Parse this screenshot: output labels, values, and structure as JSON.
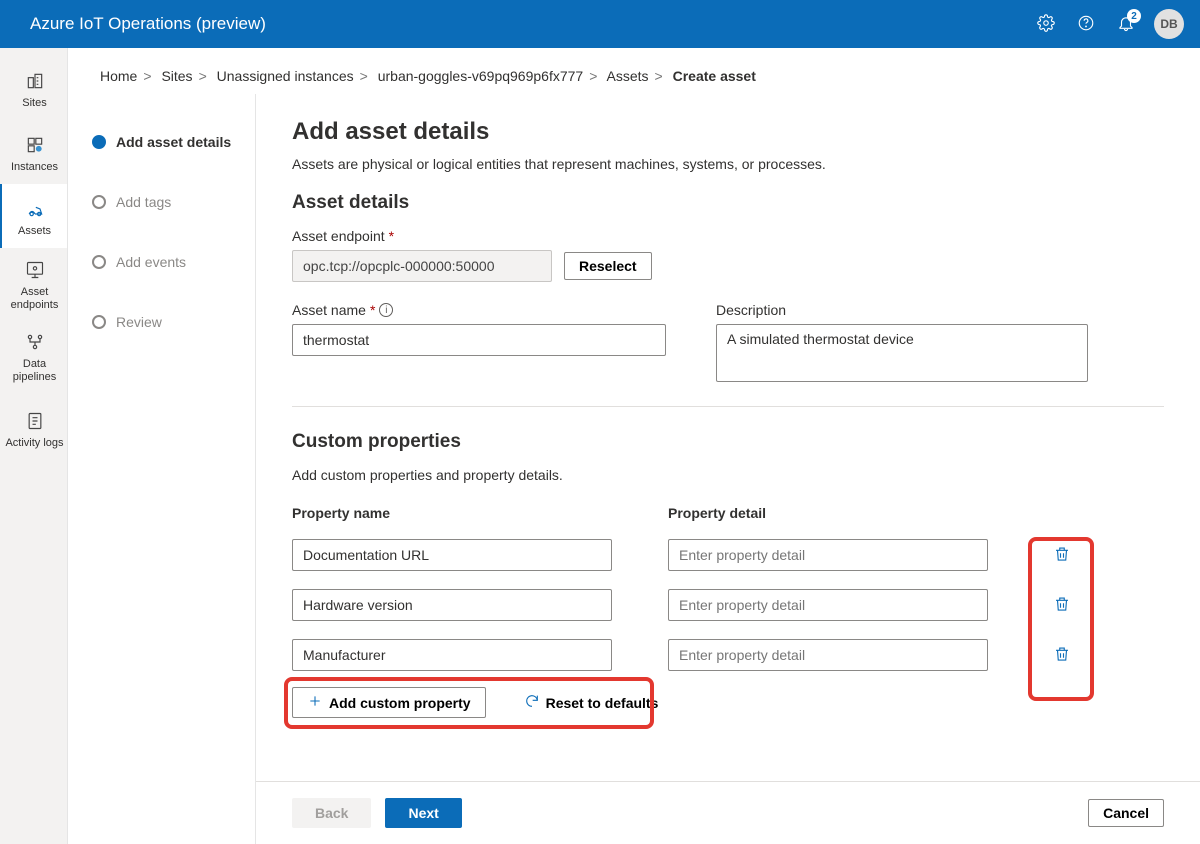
{
  "topbar": {
    "title": "Azure IoT Operations (preview)",
    "notification_count": "2",
    "avatar_initials": "DB"
  },
  "nav": {
    "items": [
      {
        "label": "Sites"
      },
      {
        "label": "Instances"
      },
      {
        "label": "Assets"
      },
      {
        "label": "Asset endpoints"
      },
      {
        "label": "Data pipelines"
      },
      {
        "label": "Activity logs"
      }
    ]
  },
  "breadcrumb": {
    "parts": [
      "Home",
      "Sites",
      "Unassigned instances",
      "urban-goggles-v69pq969p6fx777",
      "Assets"
    ],
    "current": "Create asset"
  },
  "steps": [
    {
      "label": "Add asset details",
      "active": true
    },
    {
      "label": "Add tags"
    },
    {
      "label": "Add events"
    },
    {
      "label": "Review"
    }
  ],
  "page": {
    "title": "Add asset details",
    "subtitle": "Assets are physical or logical entities that represent machines, systems, or processes.",
    "section_asset_details": "Asset details",
    "endpoint_label": "Asset endpoint",
    "endpoint_value": "opc.tcp://opcplc-000000:50000",
    "reselect": "Reselect",
    "asset_name_label": "Asset name",
    "asset_name_value": "thermostat",
    "description_label": "Description",
    "description_value": "A simulated thermostat device",
    "section_custom": "Custom properties",
    "custom_sub": "Add custom properties and property details.",
    "col_name": "Property name",
    "col_detail": "Property detail",
    "detail_placeholder": "Enter property detail",
    "rows": [
      {
        "name": "Documentation URL",
        "detail": ""
      },
      {
        "name": "Hardware version",
        "detail": ""
      },
      {
        "name": "Manufacturer",
        "detail": ""
      }
    ],
    "add_custom": "Add custom property",
    "reset_defaults": "Reset to defaults"
  },
  "footer": {
    "back": "Back",
    "next": "Next",
    "cancel": "Cancel"
  }
}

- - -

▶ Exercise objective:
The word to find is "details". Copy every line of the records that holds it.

▶ Solution below:
      "label": "Add asset details",
    "title": "Add asset details",
    "section_asset_details": "Asset details",
    "custom_sub": "Add custom properties and property details.",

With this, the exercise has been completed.